Published by Simon & Schuster May 2012
There used to be more of us. I’m certain of this. Not enough to fill a sports arena or even a movie theatre but certainly more than what’s left today. Truth is, I don’t think there’s any of us left. Except me. It’s what happens when you’re a delicacy. When you’re craved. You go extinct.
Good Reads Summary
Gene is different from everyone else around him. He can’t run with lightning speed, sunlight doesn’t hurt him and he doesn’t have an unquenchable lust for blood. Gene is a human, and he knows the rules. Keep the truth a secret. It’s the only way to stay alive in a world of night—a world where humans are considered a delicacy and hunted for their blood. When he’s chosen for a once in a lifetime opportunity to hunt the last remaining humans, Gene’s carefully constructed life begins to crumble around him. He’s thrust into the path of a girl who makes him feel things he never thought possible—and into a ruthless pack of hunters whose suspicions about his true nature are growing. Now that Gene has finally found something worth fighting for, his need to survive is stronger than ever—but is it worth the cost of his humanity?
The central premise of this book inevitably creates tension and is at its most successful where the imaginative world-building is quite distinct from contemporary life. Someone perhaps has suggested to Mr Fukuda that creating similarities to American High School life will make it more ‘relevant’ to his readership. It does not – not for this reader anyway. I found those kinds of references distracting.
Where the narrative is simply told, without explanations or too many similes, the story is fast paced and true to its main themes. There is plenty of movement and conflict, although there were sequences where what was meant to be horrifying, I found funny. That may well be my warped British sense of humour.
This is clearly meant to be the beginning of the series – the book ends with a key character unaccounted for - and there are plenty of narrative possibilities for further adventures. Telling the story from the hunted’s point of view is an appealing notion and leads to plenty of jeopardy for Gene. I am a little disappointed that the cover image is so conventional when the author’s surname suggests a much more interesting Japanese heritage.

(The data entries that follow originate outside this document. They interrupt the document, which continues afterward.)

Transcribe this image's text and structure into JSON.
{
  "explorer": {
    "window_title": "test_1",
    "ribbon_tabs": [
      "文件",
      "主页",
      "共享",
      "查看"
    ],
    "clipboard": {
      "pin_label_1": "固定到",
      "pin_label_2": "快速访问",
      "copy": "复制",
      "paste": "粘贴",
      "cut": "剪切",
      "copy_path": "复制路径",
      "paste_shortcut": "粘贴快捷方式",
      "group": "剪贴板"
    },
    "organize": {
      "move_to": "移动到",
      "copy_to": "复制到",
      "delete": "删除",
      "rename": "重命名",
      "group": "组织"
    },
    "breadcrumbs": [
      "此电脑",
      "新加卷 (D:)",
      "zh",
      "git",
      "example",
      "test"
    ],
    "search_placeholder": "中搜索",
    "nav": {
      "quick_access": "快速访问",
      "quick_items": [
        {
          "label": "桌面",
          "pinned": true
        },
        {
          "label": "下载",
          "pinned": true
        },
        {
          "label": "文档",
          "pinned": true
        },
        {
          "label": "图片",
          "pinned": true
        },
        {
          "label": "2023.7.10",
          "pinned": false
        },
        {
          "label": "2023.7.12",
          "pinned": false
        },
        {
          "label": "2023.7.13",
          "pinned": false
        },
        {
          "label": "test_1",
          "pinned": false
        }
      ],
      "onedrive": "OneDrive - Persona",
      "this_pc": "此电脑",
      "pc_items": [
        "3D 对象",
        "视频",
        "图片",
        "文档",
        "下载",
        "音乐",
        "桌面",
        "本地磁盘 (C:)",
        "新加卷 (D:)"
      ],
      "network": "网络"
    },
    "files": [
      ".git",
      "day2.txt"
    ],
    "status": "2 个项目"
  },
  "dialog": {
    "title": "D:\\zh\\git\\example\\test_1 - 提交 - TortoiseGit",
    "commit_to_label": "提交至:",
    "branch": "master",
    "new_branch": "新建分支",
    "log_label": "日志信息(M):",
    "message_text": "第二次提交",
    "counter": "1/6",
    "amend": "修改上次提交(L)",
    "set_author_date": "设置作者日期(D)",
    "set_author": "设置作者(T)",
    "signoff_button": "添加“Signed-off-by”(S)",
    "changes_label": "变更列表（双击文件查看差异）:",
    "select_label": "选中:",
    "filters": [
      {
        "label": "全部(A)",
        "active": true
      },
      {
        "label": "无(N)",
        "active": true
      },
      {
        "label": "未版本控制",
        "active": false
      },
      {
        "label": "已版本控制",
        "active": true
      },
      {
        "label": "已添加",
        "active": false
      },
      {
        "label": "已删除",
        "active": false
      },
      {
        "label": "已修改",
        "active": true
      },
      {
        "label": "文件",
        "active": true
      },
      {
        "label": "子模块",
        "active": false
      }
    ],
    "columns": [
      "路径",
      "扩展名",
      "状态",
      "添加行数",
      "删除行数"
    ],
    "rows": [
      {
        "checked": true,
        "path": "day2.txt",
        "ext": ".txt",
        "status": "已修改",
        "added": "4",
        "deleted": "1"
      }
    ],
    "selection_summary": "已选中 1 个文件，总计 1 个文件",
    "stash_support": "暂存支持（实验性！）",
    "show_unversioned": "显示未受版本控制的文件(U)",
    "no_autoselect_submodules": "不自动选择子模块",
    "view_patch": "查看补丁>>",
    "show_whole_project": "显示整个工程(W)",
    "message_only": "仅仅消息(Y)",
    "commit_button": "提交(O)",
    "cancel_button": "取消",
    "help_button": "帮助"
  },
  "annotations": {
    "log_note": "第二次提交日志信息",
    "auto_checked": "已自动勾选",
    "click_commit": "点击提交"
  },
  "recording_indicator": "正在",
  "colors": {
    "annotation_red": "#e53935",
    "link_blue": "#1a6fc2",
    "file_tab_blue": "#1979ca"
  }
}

There are some pretty gruesome moments, unsurprisingly for a teen dystopian story, so this is more suitable for those with a strong stomach. It would suit those who like paranormal YA fantasy with a touch of romance and plenty of quick-moving action. It wouldn’t suit anyone irritated by Americanisms or wanting a stand-alone novel.